Exclusive: HSBC targets net zero emissions by 2050 and sets aside $ 1,000 billion in green funding
LONDON (Reuters) – HSBC will aim for net carbon emissions for all of its customers by 2050 at the latest and provide between $ 750 billion and $ 1,000 billion in financing to help customers make the transition, told Reuters chief executive Noel Quinn.
The pledge is the strongest statement from Europe’s largest bank on climate change to date, although it has faced criticism from some environmental groups for failing to take more immediate action to limit its funding. fossil fuels.
“COVID has been a wake-up call to all of us, including me personally. We have seen how fragile the global economy is in the face of a major event, in this case a health event, and it brings to mind the reality of what a major climate event could do, ”Quinn told Reuters in a report. video interview.

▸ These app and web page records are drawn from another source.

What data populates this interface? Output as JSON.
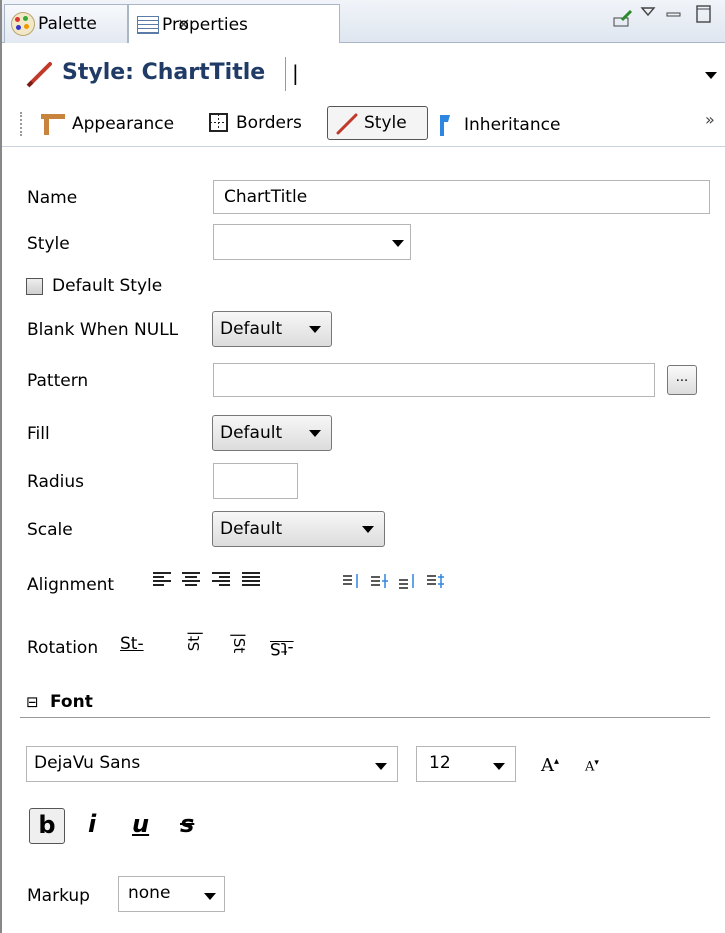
{
  "tabs": {
    "palette_label": "Palette",
    "properties_label": "Properties",
    "close_glyph": "✕"
  },
  "header": {
    "title": "Style: ChartTitle",
    "combo_value": "|"
  },
  "toolbar": {
    "appearance_label": "Appearance",
    "borders_label": "Borders",
    "style_label": "Style",
    "inheritance_label": "Inheritance",
    "overflow_glyph": "»"
  },
  "form": {
    "name_label": "Name",
    "name_value": "ChartTitle",
    "style_label": "Style",
    "style_value": "",
    "default_style_label": "Default Style",
    "default_style_checked": false,
    "blank_when_null_label": "Blank When NULL",
    "blank_when_null_value": "Default",
    "pattern_label": "Pattern",
    "pattern_value": "",
    "pattern_button_label": "...",
    "fill_label": "Fill",
    "fill_value": "Default",
    "radius_label": "Radius",
    "radius_value": "",
    "scale_label": "Scale",
    "scale_value": "Default",
    "alignment_label": "Alignment",
    "rotation_label": "Rotation",
    "rotation_options": [
      "St-",
      "St|",
      "|St",
      "-tS"
    ]
  },
  "font_section": {
    "toggle_glyph": "⊟",
    "title": "Font",
    "family_value": "DejaVu Sans",
    "size_value": "12",
    "increase_label": "A",
    "decrease_label": "A",
    "bold_label": "b",
    "italic_label": "i",
    "underline_label": "u",
    "strike_label": "s",
    "markup_label": "Markup",
    "markup_value": "none"
  }
}
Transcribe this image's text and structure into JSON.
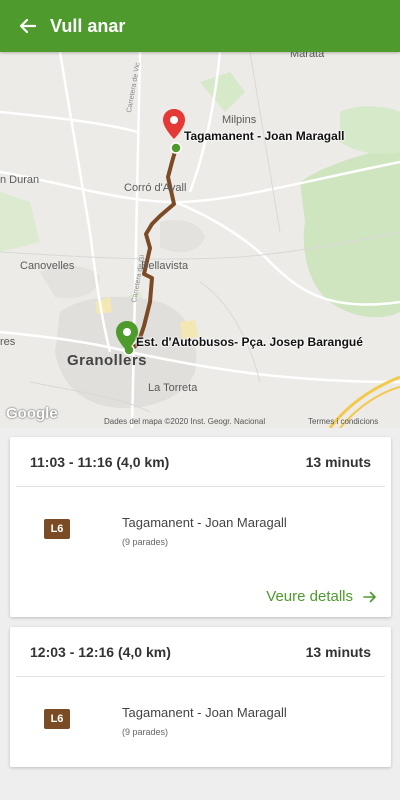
{
  "appbar": {
    "title": "Vull anar"
  },
  "map": {
    "labels": {
      "marata": "Marata",
      "milpins": "Milpins",
      "can_duran": "n Duran",
      "corro_davall": "Corró d'Avall",
      "canovelles": "Canovelles",
      "bellavista": "Bellavista",
      "res": "res",
      "granollers": "Granollers",
      "la_torreta": "La Torreta",
      "road1": "Carretera de Vic",
      "road2": "Carretera de Gi"
    },
    "origin_label": "Est. d'Autobusos- Pça. Josep Barangué",
    "destination_label": "Tagamanent - Joan Maragall",
    "attribution": "Dades del mapa ©2020 Inst. Geogr. Nacional",
    "terms": "Termes i condicions",
    "google": "Google",
    "colors": {
      "route": "#7b4b26",
      "origin_pin": "#4e9a2d",
      "destination_pin": "#e53935"
    }
  },
  "routes": [
    {
      "time": "11:03 - 11:16 (4,0 km)",
      "duration": "13 minuts",
      "line": "L6",
      "line_color": "#7b4b26",
      "stop": "Tagamanent - Joan Maragall",
      "stops_count": "(9 parades)",
      "details_label": "Veure detalls"
    },
    {
      "time": "12:03 - 12:16 (4,0 km)",
      "duration": "13 minuts",
      "line": "L6",
      "line_color": "#7b4b26",
      "stop": "Tagamanent - Joan Maragall",
      "stops_count": "(9 parades)"
    }
  ]
}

HSBC aims to achieve net zero emissions in its own operations by 2030, he added.
While other UK banks such as NatWest have already set similar net zero targets, HSBC’s goal of achieving this across its vast Asian-focused customer base is one of the most important commitments a global lender to date.
However, the bank will be closely watched as to how quickly and comprehensively it pursues its new goals, which are primarily stated as targets rather than firm commitments.
It will also need to be carefully scrutinized to determine whether it has given itself leeway to continue funding certain fossil fuel-related customers, especially in developing markets.
HSBC is under increasing pressure from activists, shareholders and politicians who claim it is contributing to climate change by funding projects that are harmful to the environment.
Quinn said the bank is focused on expanding its carbon transition policies focused on capital markets to a broader one encompassing all of its corporate and retail finance, asset management and banking activities. .
“What we have given to the market is the ambition that our total funding by 2050 be net of zero, it is a price or a much more important objective than choosing a sub-segment of our portfolio and to say ‘I’m not going to bank you’ because that’s not what the world needs, ”he said.
“That industry or that customer can then just go to Bank X, Bank Y, or Bank Z. They won’t have changed their business model. “
Critics said HSBC lags behind its peers in responding to the climate challenge and risks losing to competitors such as BNP Paribas, which are ahead of setting carbon reduction targets.
This week, Wall Street heavyweight JPMorgan became the latest bank to step up investment in clean energy and work towards net zero emissions by 2050, in line with the 2015 Paris Climate Agreement.
With many Asian customers directly connected or dependent on the coal sector – whose emissions are one of the main contributors to global warming – HSBC is in a relatively more difficult position.
He gave no details of plans to tighten his lending policy to the coal industry – still a key driver of many Asian economies – in a move likely to anger activists.
Instead, the bank said it would apply “a climate lens” to funding decisions and also continue to take into account “the unique conditions for our clients in developed and developing economies.”
Several lobby groups said they were disappointed the bank did not take more immediate action.
“The bare minimum would be to immediately exclude all companies with coal expansion plans and demand that others adopt a coal exit strategy, as BNP Paribas and many more serious banks have already done.” , said Lucie Pinson, Founder and Executive Director of Reclaim Finance. .
Adam McGibbon, UK energy finance activist at Market Forces, said the plan was “zero ambition, not ‘net zero ambition’. not their fluffy marketing.
Jeanne Martin, senior campaign manager at ShareAction, said that while welcome, the commitment to net zero by 2050 was “fast becoming the benchmark in the banking industry.”
“As Europe’s second-largest fossil fuel funder, we urge HSBC to embark on a global exit from coal and take immediate action to curb its fossil fuel financing.
The acceleration of financing plans, including infrastructure projects, equates to a seven-fold increase from HSBC’s last climate finance pledge of $ 100 billion, made in 2017, with investments making up the rest.
To help stakeholders on its journey to net zero, HSBC said it will use the Paris Agreement’s Scientific Capital Transition Assessment Tool (PACTA) and report regularly on progress.
Additionally, the bank said it would work with peers, central banks and industry bodies to help create “a globally consistent and sustainable standard” for measuring financed emissions and a “marketplace. functional carbon offset ”.
HSBC will also aim to invest $ 100 million in clean technology and donate an additional $ 100 million to climate innovation projects and renewable energy sources, alongside its previous commitment to fund a new natural capital project.
Reporting by Lawrence White, Simon Jessop, Sinead Cruise; Editing by Rachel Armstrong, Susan Fenton and Mark Potter